indieBRAG Christmas Blog Hop
Marley was dead, to begin with. There is no doubt whatever about that. The register of his burial was signed by the clergyman, the clerk, the undertaker, and the chief mourner. Scrooge signed it. And Scrooge’s name was good upon ‘Change for anything he chose to put his hand to. Old Marley was as dead as a doornail.
A Christmas Carol, Charles Dickens
Those delicious words open the Dickens classic. Prior to the publication of A Christmas Carol, Christmas was still a holiday, but it didn’t have the romantic vibe that it has today. Mr. Dickens and his novel changed all that. And, if he’d waited for his publisher to release the book it may never have happened.
Charles Dickens wrote his masterpiece in six weeks. Somehow he was able to channel the story and get the words on paper (or parchment probably) in less than two months. At that time he was suffering financially. His wife was pregnant with their fifth child and the wolves were closing in on his door. His previous novel had not sold well and when he submitted his new manuscript (after having it beta-read surely), to his publishers they were slow to warm to it. I’m not sure how rejection letters were sent out in 1853 but his publishers indicated that they were not interested in publishing the story of Ebenezer Scrooge’s epiphany. Anxious to have the book released by Christmas Dickens went the print-on-demand route and self-published. He hired his own illustrator and contracted his publisher to print the books. And, he did the legwork himself.
Then, in those very, pre-Kindle Countdown days he lowered the price to five shillings – a price that most folks would be able to afford. He wanted his book to be read and perhaps he even thought that readers might enjoy his other works if they liked his Christmas tale.
The book was a success. He sold six thousand copies by Christmas Eve. This was a good return, but because he’d laid out his own money he needed sales to continue. That’s when the pirates showed up. Even back then there were pirates of the sort we deal with today. His book was plagiarized and the pirated copy, although altered in areas, sold well also. Dickens quickly took the culprits to court. The plagiarists argued that they had improved on the story. I was exposed to Mr. Dickens and his marvelous words as early as primary school back in Scotland. I don’t believe his words can be improved on. The judge agreed and barely stopped short of calling the pirates blasphemers. He ruled that if you rob a man, even if you tell him he is being robbed, it still amounts to robbery. In his verdict he said that the work had been stolen and ordered the pirates to pay Mr. Dickens. The plagiarists swiftly declared bankruptcy and Dickens was responsible for all of the court costs including those of the pirates.
Fortunately, the book continued to sell well and in another canny marketing move, he allowed theatre companies to perform productions of the work without any compensation back to him.

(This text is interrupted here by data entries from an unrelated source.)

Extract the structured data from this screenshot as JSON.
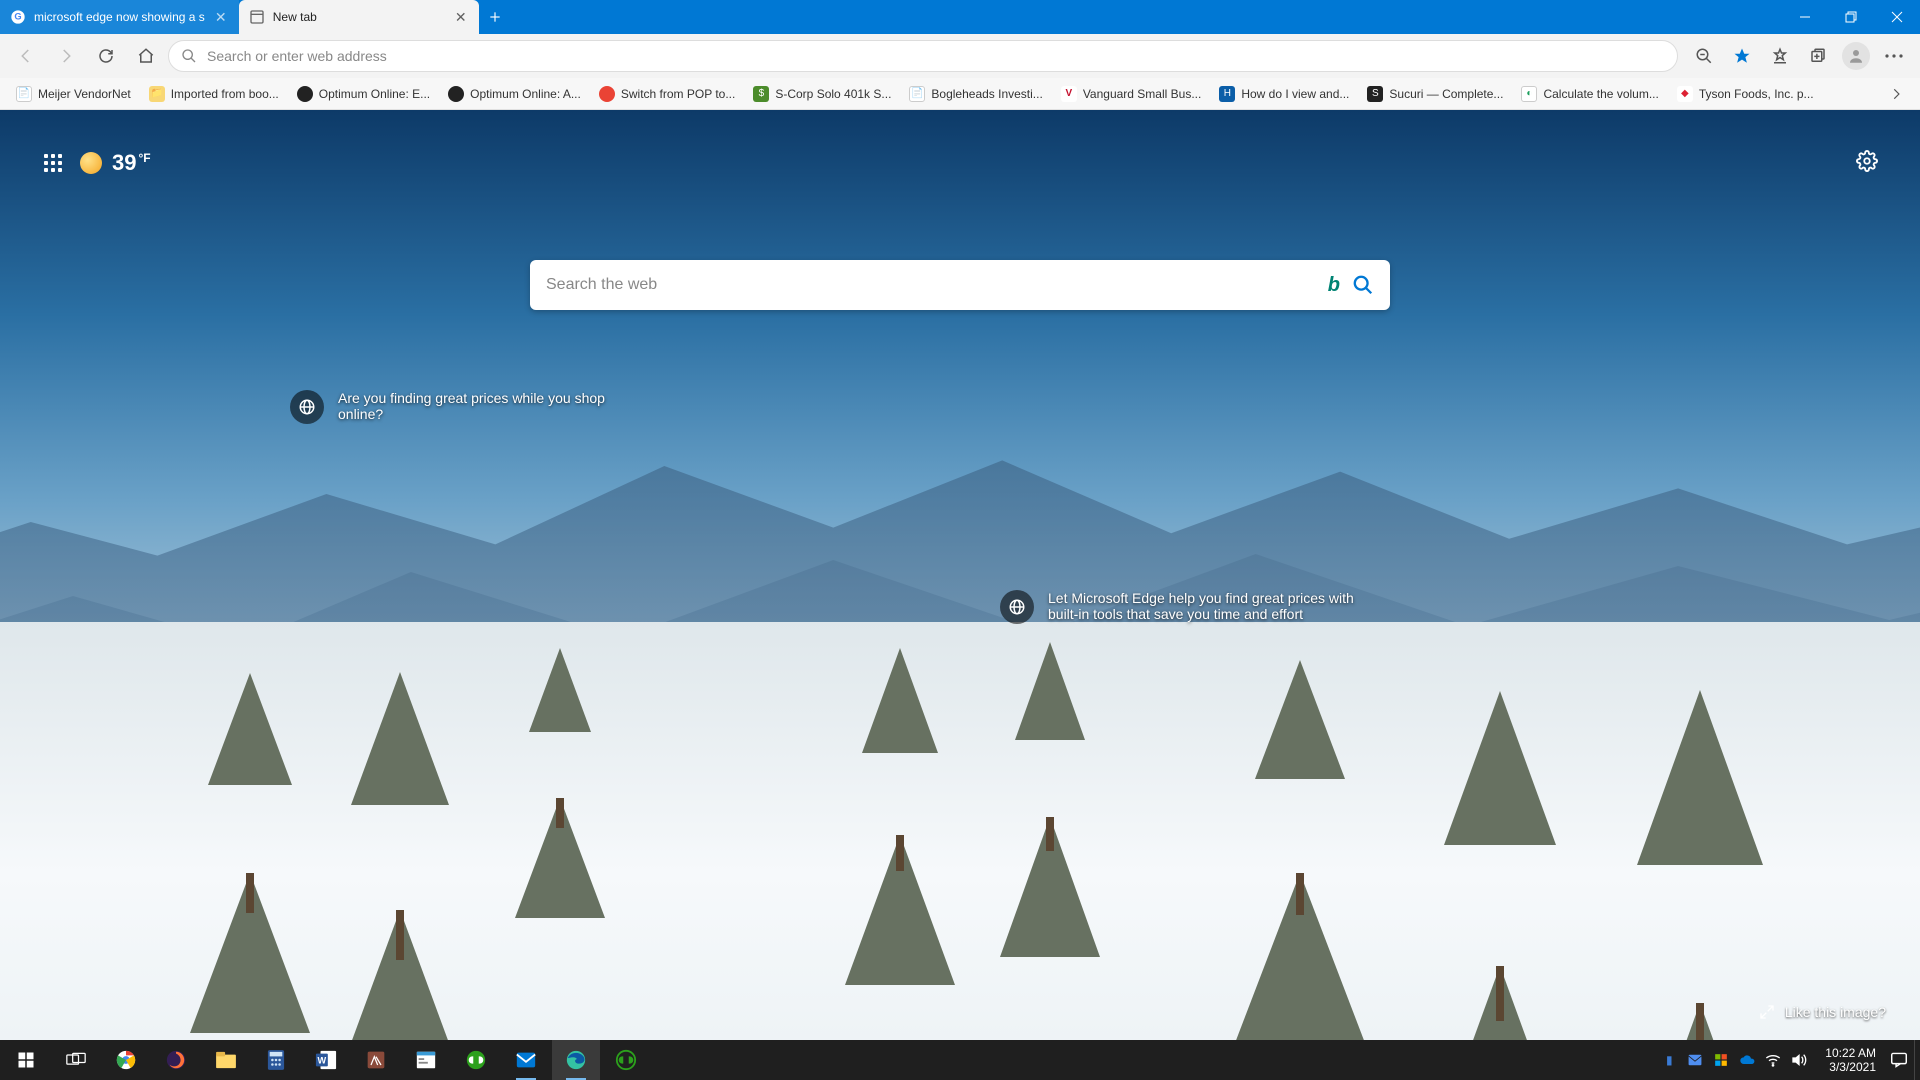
{
  "tabs": [
    {
      "title": "microsoft edge now showing a s",
      "active": false
    },
    {
      "title": "New tab",
      "active": true
    }
  ],
  "addressbar": {
    "placeholder": "Search or enter web address"
  },
  "bookmarks": [
    {
      "label": "Meijer VendorNet",
      "icon": "doc",
      "color": "#fff"
    },
    {
      "label": "Imported from boo...",
      "icon": "folder",
      "color": "#f8d775"
    },
    {
      "label": "Optimum Online: E...",
      "icon": "dot",
      "color": "#222"
    },
    {
      "label": "Optimum Online: A...",
      "icon": "dot",
      "color": "#222"
    },
    {
      "label": "Switch from POP to...",
      "icon": "dot",
      "color": "#ea4335"
    },
    {
      "label": "S-Corp Solo 401k S...",
      "icon": "sq",
      "color": "#4c8c2b"
    },
    {
      "label": "Bogleheads Investi...",
      "icon": "doc",
      "color": "#fff"
    },
    {
      "label": "Vanguard Small Bus...",
      "icon": "v",
      "color": "#c40f2d"
    },
    {
      "label": "How do I view and...",
      "icon": "sq",
      "color": "#0b5ea8"
    },
    {
      "label": "Sucuri — Complete...",
      "icon": "sq",
      "color": "#222"
    },
    {
      "label": "Calculate the volum...",
      "icon": "dot",
      "color": "#1a9e5c"
    },
    {
      "label": "Tyson Foods, Inc. p...",
      "icon": "dot",
      "color": "#d23"
    }
  ],
  "ntp": {
    "temp_value": "39",
    "temp_unit": "°F",
    "search_placeholder": "Search the web",
    "bubble1": "Are you finding great prices while you shop online?",
    "bubble2": "Let Microsoft Edge help you find great prices with built-in tools that save you time and effort",
    "like_label": "Like this image?"
  },
  "clock": {
    "time": "10:22 AM",
    "date": "3/3/2021"
  }
}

By the following Spring A Christmas Carol was in its seventh edition. In the coming years Dickens began readings of his work that took him all over the world. This was not a common occurrence for an author in those days. During those public appearances he usually read from his Christmas masterpiece. And, most of his earnings ended up coming from those same readings. And, as we all know, the joy, mystique, and romanticism of Christmas became an annual occurrence.
So, the next time you’re referred to as a self-published author wear it proudly. Remember Mr. Dickens and how he worked day and night to release his independently published novel before Christmas. And, remember the innovative ways he found to market his work – A Christmas Carol, the self-published masterpiece that redefined Christmas.